Harry Johnston.jpg
Personal information
Full name Henry Johnston
Date of birth (1919-09-26)26 September 1919
Place of birth Manchester, England
Date of death 12 October 1973(1973-10-12) (aged 54)
Playing position Defender
Youth career
193?–1934 Droylsden
Senior career*
Years Team Apps (Gls)
1934–1955 Blackpool 398 (11)
National team
1946–1953 England 10 (0)
Teams managed
1955–1962 Reading
1969 Blackpool (caretaker)
* Senior club appearances and goals counted for the domestic league only.
† Appearances (Goals).

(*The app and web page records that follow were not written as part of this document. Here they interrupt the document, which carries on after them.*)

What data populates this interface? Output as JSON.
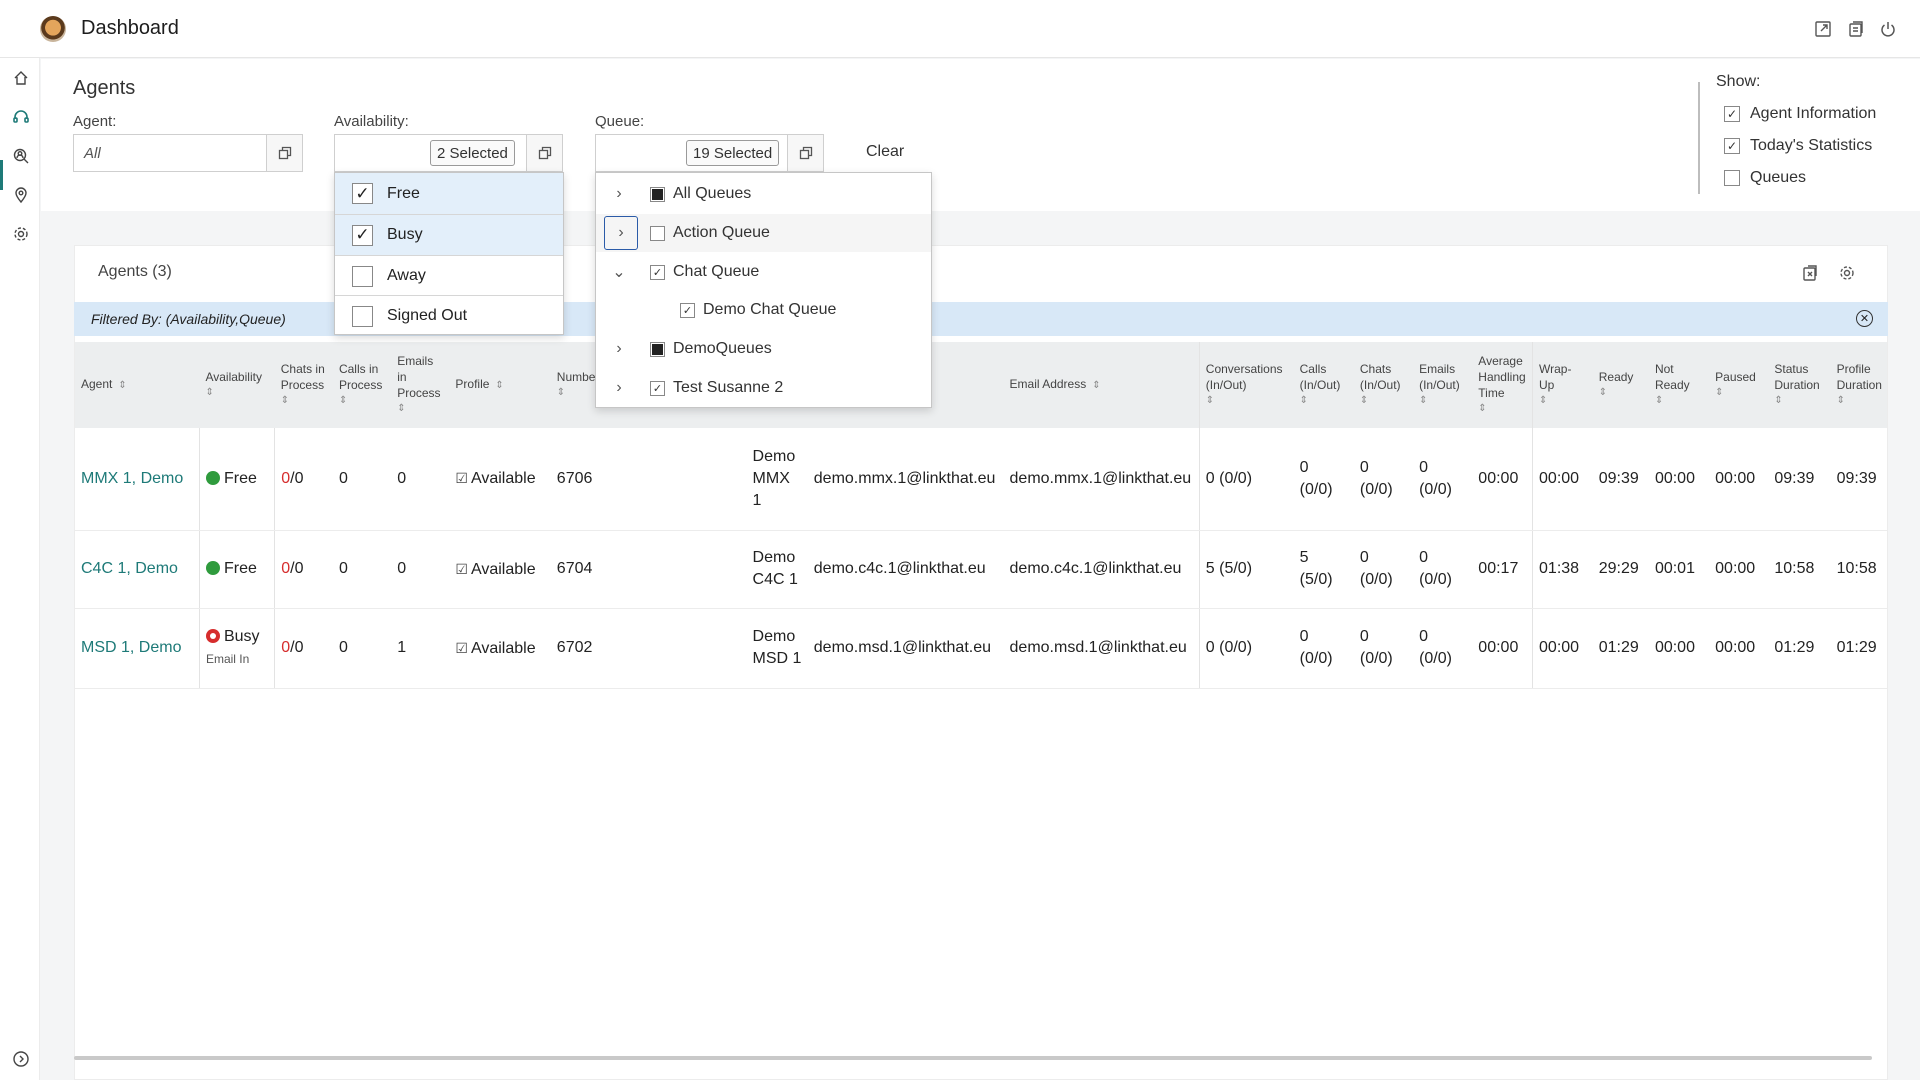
{
  "app": {
    "title": "Dashboard"
  },
  "page": {
    "title": "Agents"
  },
  "filters": {
    "agent_label": "Agent:",
    "agent_placeholder": "All",
    "availability_label": "Availability:",
    "availability_value": "2 Selected",
    "queue_label": "Queue:",
    "queue_value": "19 Selected",
    "clear_label": "Clear"
  },
  "show": {
    "label": "Show:",
    "options": [
      {
        "label": "Agent Information",
        "checked": true
      },
      {
        "label": "Today's Statistics",
        "checked": true
      },
      {
        "label": "Queues",
        "checked": false
      }
    ]
  },
  "availability_dropdown": [
    {
      "label": "Free",
      "checked": true
    },
    {
      "label": "Busy",
      "checked": true
    },
    {
      "label": "Away",
      "checked": false
    },
    {
      "label": "Signed Out",
      "checked": false
    }
  ],
  "queue_dropdown": [
    {
      "label": "All Queues",
      "state": "partial",
      "expander": "collapsed"
    },
    {
      "label": "Action Queue",
      "state": "unchecked",
      "expander": "collapsed"
    },
    {
      "label": "Chat Queue",
      "state": "checked",
      "expander": "expanded"
    },
    {
      "label": "Demo Chat Queue",
      "state": "checked",
      "expander": "none"
    },
    {
      "label": "DemoQueues",
      "state": "partial",
      "expander": "collapsed"
    },
    {
      "label": "Test Susanne 2",
      "state": "checked",
      "expander": "collapsed"
    }
  ],
  "panel": {
    "title": "Agents (3)",
    "filtered_by": "Filtered By: (Availability,Queue)"
  },
  "table": {
    "headers": {
      "agent": "Agent",
      "availability": "Availability",
      "chats_in_process": "Chats in Process",
      "calls_in_process": "Calls in Process",
      "emails_in_process": "Emails in Process",
      "profile": "Profile",
      "number": "Number",
      "email_address": "Email Address",
      "conversations": "Conversations (In/Out)",
      "calls": "Calls (In/Out)",
      "chats": "Chats (In/Out)",
      "emails": "Emails (In/Out)",
      "aht": "Average Handling Time",
      "wrapup": "Wrap-Up",
      "ready": "Ready",
      "not_ready": "Not Ready",
      "paused": "Paused",
      "status_duration": "Status Duration",
      "profile_duration": "Profile Duration"
    },
    "rows": [
      {
        "agent": "MMX 1, Demo",
        "status": "Free",
        "status_sub": "",
        "chats_a": "0",
        "chats_b": "/0",
        "calls": "0",
        "emails": "0",
        "profile": "Available",
        "number": "6706",
        "name": "Demo MMX 1",
        "user": "demo.mmx.1@linkthat.eu",
        "email": "demo.mmx.1@linkthat.eu",
        "conversations": "0 (0/0)",
        "calls_t": "0",
        "calls_s": "(0/0)",
        "chats_t": "0",
        "chats_s": "(0/0)",
        "emails_t": "0",
        "emails_s": "(0/0)",
        "aht": "00:00",
        "wrapup": "00:00",
        "ready": "09:39",
        "not_ready": "00:00",
        "paused": "00:00",
        "status_duration": "09:39",
        "profile_duration": "09:39"
      },
      {
        "agent": "C4C 1, Demo",
        "status": "Free",
        "status_sub": "",
        "chats_a": "0",
        "chats_b": "/0",
        "calls": "0",
        "emails": "0",
        "profile": "Available",
        "number": "6704",
        "name": "Demo C4C 1",
        "user": "demo.c4c.1@linkthat.eu",
        "email": "demo.c4c.1@linkthat.eu",
        "conversations": "5 (5/0)",
        "calls_t": "5",
        "calls_s": "(5/0)",
        "chats_t": "0",
        "chats_s": "(0/0)",
        "emails_t": "0",
        "emails_s": "(0/0)",
        "aht": "00:17",
        "wrapup": "01:38",
        "ready": "29:29",
        "not_ready": "00:01",
        "paused": "00:00",
        "status_duration": "10:58",
        "profile_duration": "10:58"
      },
      {
        "agent": "MSD 1, Demo",
        "status": "Busy",
        "status_sub": "Email In",
        "chats_a": "0",
        "chats_b": "/0",
        "calls": "0",
        "emails": "1",
        "profile": "Available",
        "number": "6702",
        "name": "Demo MSD 1",
        "user": "demo.msd.1@linkthat.eu",
        "email": "demo.msd.1@linkthat.eu",
        "conversations": "0 (0/0)",
        "calls_t": "0",
        "calls_s": "(0/0)",
        "chats_t": "0",
        "chats_s": "(0/0)",
        "emails_t": "0",
        "emails_s": "(0/0)",
        "aht": "00:00",
        "wrapup": "00:00",
        "ready": "01:29",
        "not_ready": "00:00",
        "paused": "00:00",
        "status_duration": "01:29",
        "profile_duration": "01:29"
      }
    ]
  },
  "colors": {
    "accent": "#1e7a78",
    "filter_bar": "#d8e8f7",
    "free": "#2f9b3d",
    "busy": "#d62d2d"
  },
  "icons": {
    "topbar": [
      "expand-icon",
      "notes-icon",
      "power-icon"
    ],
    "rail": [
      "home-icon",
      "headset-icon",
      "search-people-icon",
      "location-icon",
      "settings-icon",
      "collapse-icon"
    ],
    "panel": [
      "export-icon",
      "settings-icon"
    ]
  }
}
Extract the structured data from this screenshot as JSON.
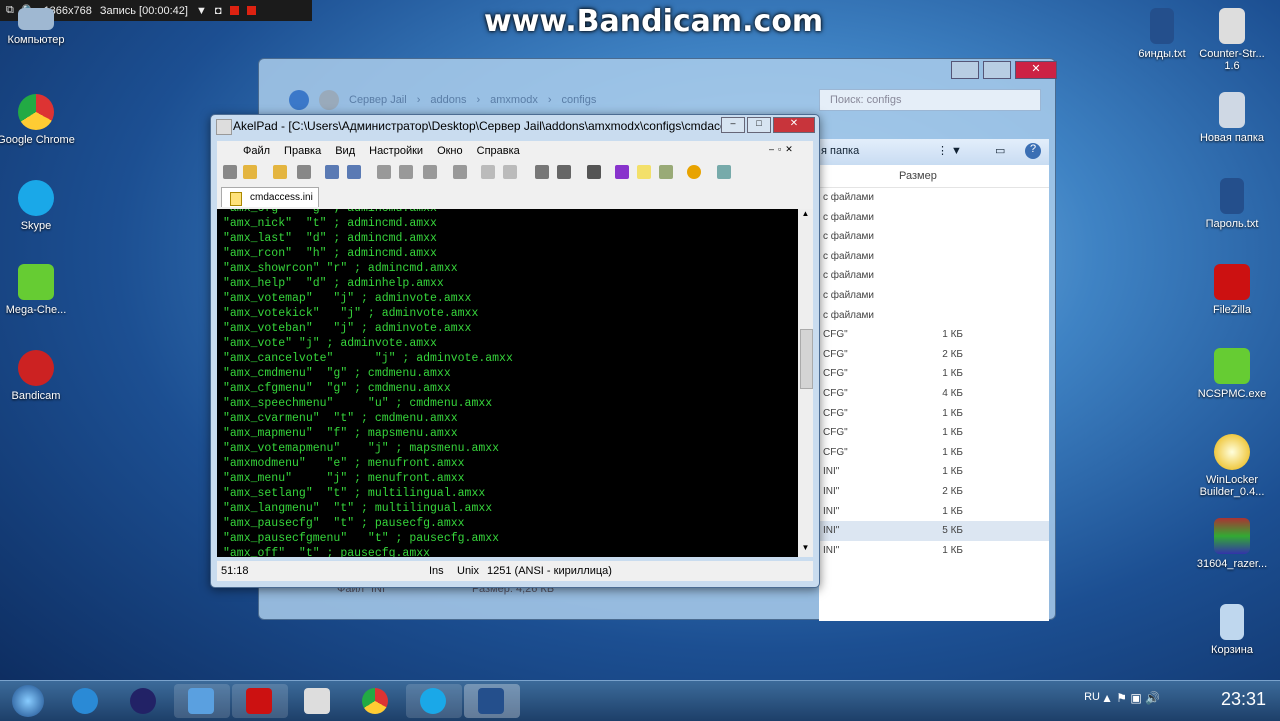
{
  "recorder": {
    "resolution": "1366x768",
    "status": "Запись [00:00:42]"
  },
  "watermark": "www.Bandicam.com",
  "desktop_left": [
    {
      "label": "Компьютер",
      "icon": "computer-icon"
    },
    {
      "label": "Google Chrome",
      "icon": "chrome-icon"
    },
    {
      "label": "Skype",
      "icon": "skype-icon"
    },
    {
      "label": "Mega-Che...",
      "icon": "mega-cheat-icon"
    },
    {
      "label": "Bandicam",
      "icon": "bandicam-icon"
    }
  ],
  "desktop_right": [
    {
      "label": "6инды.txt",
      "icon": "text-file-icon"
    },
    {
      "label": "Counter-Str... 1.6",
      "icon": "counter-strike-icon"
    },
    {
      "label": "Новая папка",
      "icon": "folder-icon"
    },
    {
      "label": "Пароль.txt",
      "icon": "text-file-icon"
    },
    {
      "label": "FileZilla",
      "icon": "filezilla-icon"
    },
    {
      "label": "NCSPMC.exe",
      "icon": "exe-icon"
    },
    {
      "label": "WinLocker Builder_0.4...",
      "icon": "winlocker-icon"
    },
    {
      "label": "31604_razer...",
      "icon": "archive-icon"
    },
    {
      "label": "Корзина",
      "icon": "recycle-bin-icon"
    }
  ],
  "explorer": {
    "breadcrumb": [
      "Сервер Jail",
      "addons",
      "amxmodx",
      "configs"
    ],
    "search_placeholder": "Поиск: configs",
    "toolbar_label": "я папка",
    "column_size": "Размер",
    "rows": [
      {
        "type": "с файлами",
        "size": ""
      },
      {
        "type": "с файлами",
        "size": ""
      },
      {
        "type": "с файлами",
        "size": ""
      },
      {
        "type": "с файлами",
        "size": ""
      },
      {
        "type": "с файлами",
        "size": ""
      },
      {
        "type": "с файлами",
        "size": ""
      },
      {
        "type": "с файлами",
        "size": ""
      },
      {
        "type": "CFG\"",
        "size": "1 КБ"
      },
      {
        "type": "CFG\"",
        "size": "2 КБ"
      },
      {
        "type": "CFG\"",
        "size": "1 КБ"
      },
      {
        "type": "CFG\"",
        "size": "4 КБ"
      },
      {
        "type": "CFG\"",
        "size": "1 КБ"
      },
      {
        "type": "CFG\"",
        "size": "1 КБ"
      },
      {
        "type": "CFG\"",
        "size": "1 КБ"
      },
      {
        "type": "INI\"",
        "size": "1 КБ"
      },
      {
        "type": "INI\"",
        "size": "2 КБ"
      },
      {
        "type": "INI\"",
        "size": "1 КБ"
      },
      {
        "type": "INI\"",
        "size": "5 КБ"
      },
      {
        "type": "INI\"",
        "size": "1 КБ"
      }
    ],
    "status_type": "Файл \"INI\"",
    "status_size": "Размер: 4,26 КБ"
  },
  "akelpad": {
    "title": "AkelPad - [C:\\Users\\Администратор\\Desktop\\Сервер Jail\\addons\\amxmodx\\configs\\cmdacce...",
    "menu": [
      "Файл",
      "Правка",
      "Вид",
      "Настройки",
      "Окно",
      "Справка"
    ],
    "tab": "cmdaccess.ini",
    "lines": [
      "\"amx_cfg\"   \"g\" ; admincmd.amxx",
      "\"amx_nick\"  \"t\" ; admincmd.amxx",
      "\"amx_last\"  \"d\" ; admincmd.amxx",
      "\"amx_rcon\"  \"h\" ; admincmd.amxx",
      "\"amx_showrcon\" \"r\" ; admincmd.amxx",
      "\"amx_help\"  \"d\" ; adminhelp.amxx",
      "\"amx_votemap\"   \"j\" ; adminvote.amxx",
      "\"amx_votekick\"   \"j\" ; adminvote.amxx",
      "\"amx_voteban\"   \"j\" ; adminvote.amxx",
      "\"amx_vote\" \"j\" ; adminvote.amxx",
      "\"amx_cancelvote\"      \"j\" ; adminvote.amxx",
      "\"amx_cmdmenu\"  \"g\" ; cmdmenu.amxx",
      "\"amx_cfgmenu\"  \"g\" ; cmdmenu.amxx",
      "\"amx_speechmenu\"     \"u\" ; cmdmenu.amxx",
      "\"amx_cvarmenu\"  \"t\" ; cmdmenu.amxx",
      "\"amx_mapmenu\"  \"f\" ; mapsmenu.amxx",
      "\"amx_votemapmenu\"    \"j\" ; mapsmenu.amxx",
      "\"amxmodmenu\"   \"e\" ; menufront.amxx",
      "\"amx_menu\"     \"j\" ; menufront.amxx",
      "\"amx_setlang\"  \"t\" ; multilingual.amxx",
      "\"amx_langmenu\"  \"t\" ; multilingual.amxx",
      "\"amx_pausecfg\"  \"t\" ; pausecfg.amxx",
      "\"amx_pausecfgmenu\"   \"t\" ; pausecfg.amxx",
      "\"amx_off\"  \"t\" ; pausecfg.amxx"
    ],
    "status": {
      "position": "51:18",
      "mode": "Ins",
      "newline": "Unix",
      "codepage": "1251  (ANSI - кириллица)"
    }
  },
  "taskbar": {
    "apps": [
      "start-orb-icon",
      "internet-explorer-icon",
      "media-player-icon",
      "explorer-icon",
      "filezilla-icon",
      "counter-strike-icon",
      "chrome-icon",
      "skype-icon",
      "akelpad-icon"
    ],
    "lang": "RU",
    "time": "23:31"
  }
}
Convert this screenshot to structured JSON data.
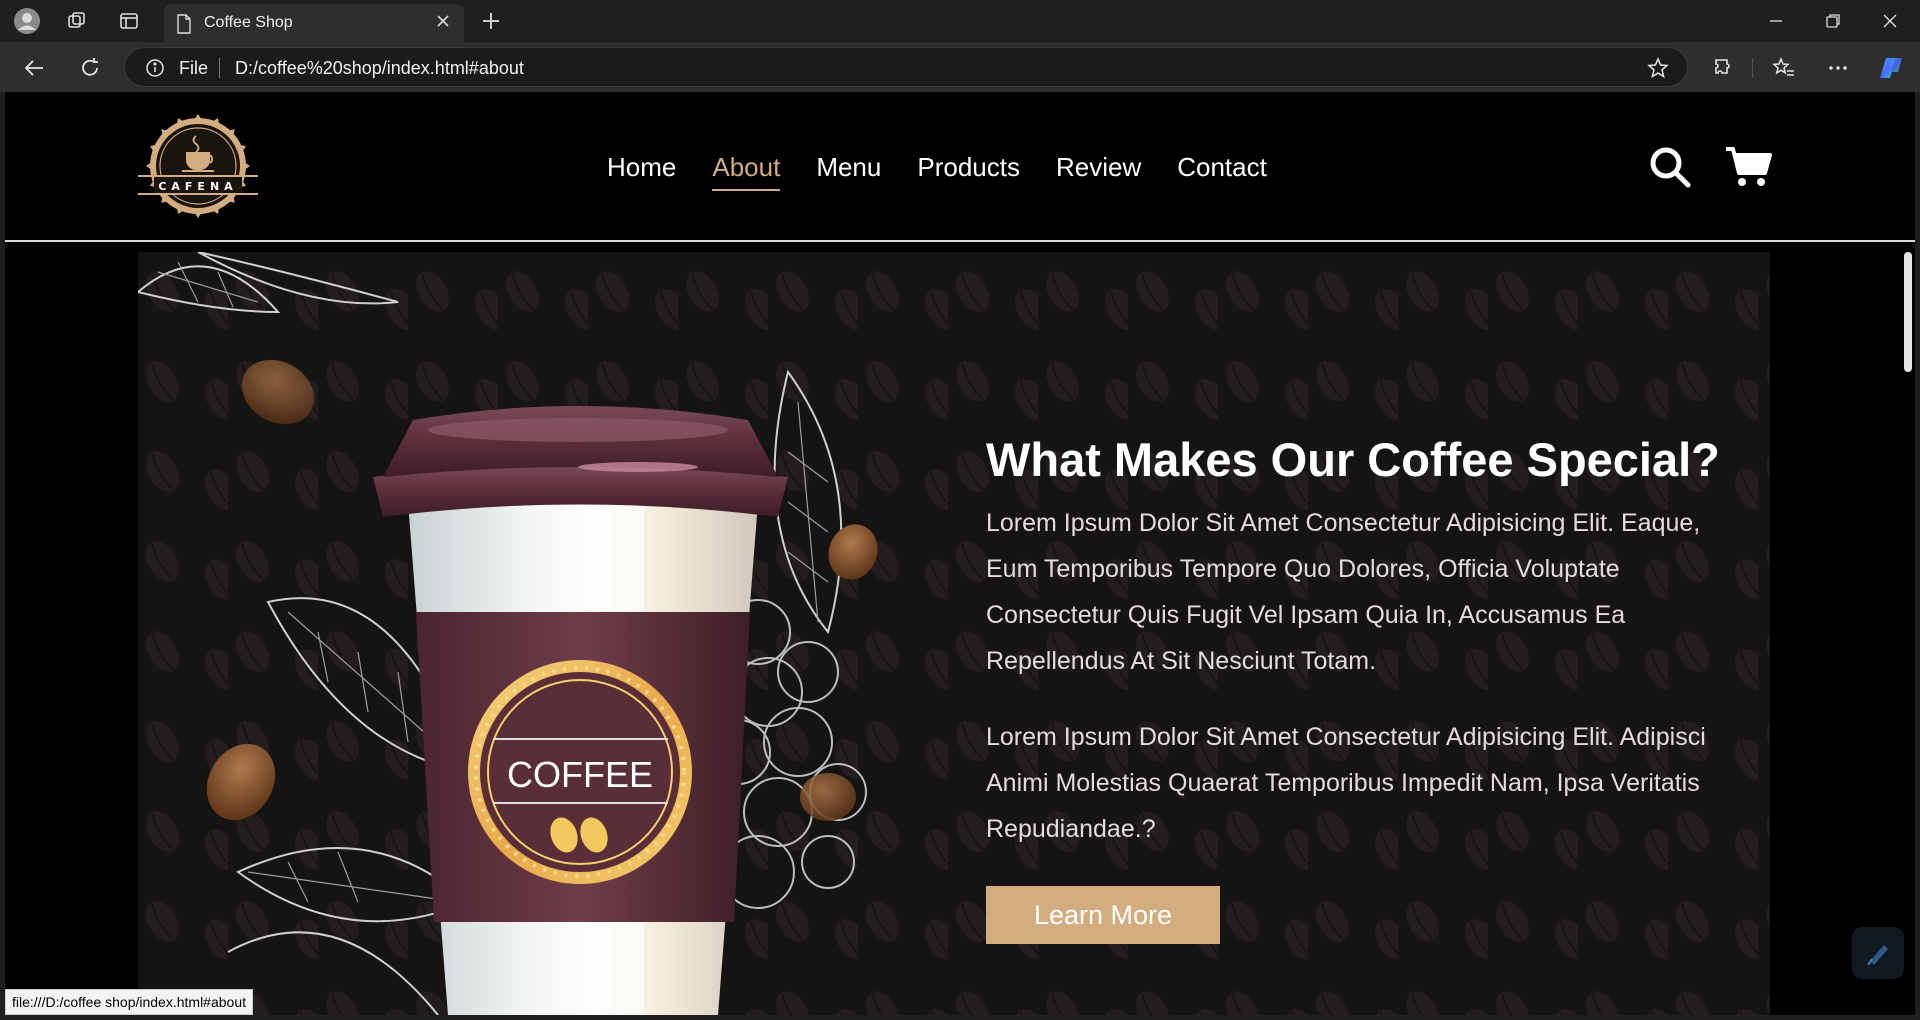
{
  "browser": {
    "tab_title": "Coffee Shop",
    "url_scheme_label": "File",
    "url": "D:/coffee%20shop/index.html#about",
    "status_url": "file:///D:/coffee shop/index.html#about"
  },
  "site": {
    "logo_text": "CAFENA",
    "nav": [
      {
        "label": "Home",
        "active": false
      },
      {
        "label": "About",
        "active": true
      },
      {
        "label": "Menu",
        "active": false
      },
      {
        "label": "Products",
        "active": false
      },
      {
        "label": "Review",
        "active": false
      },
      {
        "label": "Contact",
        "active": false
      }
    ],
    "icons": [
      "search-icon",
      "cart-icon"
    ]
  },
  "about": {
    "title": "What Makes Our Coffee Special?",
    "paragraph1": "Lorem Ipsum Dolor Sit Amet Consectetur Adipisicing Elit. Eaque, Eum Temporibus Tempore Quo Dolores, Officia Voluptate Consectetur Quis Fugit Vel Ipsam Quia In, Accusamus Ea Repellendus At Sit Nesciunt Totam.",
    "paragraph2": "Lorem Ipsum Dolor Sit Amet Consectetur Adipisicing Elit. Adipisci Animi Molestias Quaerat Temporibus Impedit Nam, Ipsa Veritatis Repudiandae.?",
    "button_label": "Learn More",
    "cup_label": "COFFEE"
  },
  "colors": {
    "accent": "#d3ad7f",
    "page_bg": "#000000",
    "section_bg": "#161313",
    "cup_sleeve": "#5a2e36"
  }
}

Henry "Harry" Johnston (26 September 1919 – 12 October 1973) was an English footballer. He was the Football Writers' Association Footballer of the Year in 1951. He spent his entire professional playing career with Blackpool, with whom he appeared in three FA Cup Finals. During his career, he appeared in all three half-back positions, and even moved up to centre forward when needed.[1]

Club career[edit]

Blackpool signed Manchester-born Johnston as a 15-year-old apprentice. Three years later, on 20 November 1937, he made his debut in a 2–0 defeat to arch-rivals Preston North End at Deepdale. Despite the result, Johnston was named Man of the Match.[2] For the final game of the season, at home to West Bromwich Albion, he was moved to the forward line. He responded by scoring Blackpool's third goal in their 3–1 victory. By the following season, he was a regular in the Seasiders' team.

After the war, during which he served in the Middle East, Johnston became the foundation on which the Blackpool team was built.[1] As captain, he led them to FA Cup Final appearances in 1948, 1951, and the most famous final of all in 1953, when he became the first and, thus far, only Blackpool skipper to lift the trophy. He made 40 appearances and scored three goals in the competition in his career.

In 1951, Johnston was voted Footballer of the Year. He was the subject of bids from other big clubs, but he always remained a one-club player.

He played his last game on 25 April 1955, at Newcastle United. At that point he had made more appearances for Blackpool than any other player; a record later broken by Jimmy Armfield.

Blackpool F.C. Hall of Fame[edit]

Johnston was inducted into the Hall of Fame at Bloomfield Road, when it was officially opened by former Blackpool player Jimmy Armfield in April 2006.[3] Organised by the Blackpool Supporters Association, Blackpool fans around the world voted on their all-time heroes. Five players from each decade are inducted; Johnston is in the 1950s.[4]

International career[edit]

For a man of his stature, his international career was very short, with only ten appearances for England in a seven-year span. His appearances were limited due to the consistent performances of Billy Wright.

Johnston made his England debut on 27 November 1946, in an 8–2 friendly victory over the Netherlands at Leeds Road. His tenth and final international appearance occurred on 25 November 1953, in the 6–3 defeat by Hungary at Wembley.

Post-retirement[edit]

In late 1955 Johnston became manager of Reading, with whom he spent seven seasons. He returned to Bloomfield Road in 1967 as assistant manager to Stan Mortensen, and when Morty was sacked late in the 1968–69 campaign, he took over as caretaker manager. In February 1970, he became assistant secretary, a role that meant he was in charge of the ticket office and editing the club's programme.[2]

When he died, in his hometown of Manchester in 1973 at the age of only 54, "the whole town of Blackpool mourned, for Harry Johnston was one of the greatest players ever to wear the tangerine shirt."[1]

Honours[edit]

Blackpool

See also[edit]

References[edit]

  1. ^ a b c Calley, R: Blackpool: A Complete Record: 1877–1992, Breedon Books Sport, 1992
  2. ^ a b Gillatt, Peter (30 November 2009). Blackpool FC On This Day: History, Facts and Figures from Every Day of the Year. Pitch Publishing Ltd. ISBN 1-905411-50-2. 
  3. ^ Singleton, Steve, ed. (2007). Legends: The great players of Blackpool FC (1 ed.). Blackpool: Blackpool Gazette. pp. 16–19. ISBN 978-1-84547-182-8. 
  4. ^ "The Hall of Fame – 1950's". Blackpool Supporters Association. Retrieved 29 November 2009. 

Further reading[edit]

External links[edit]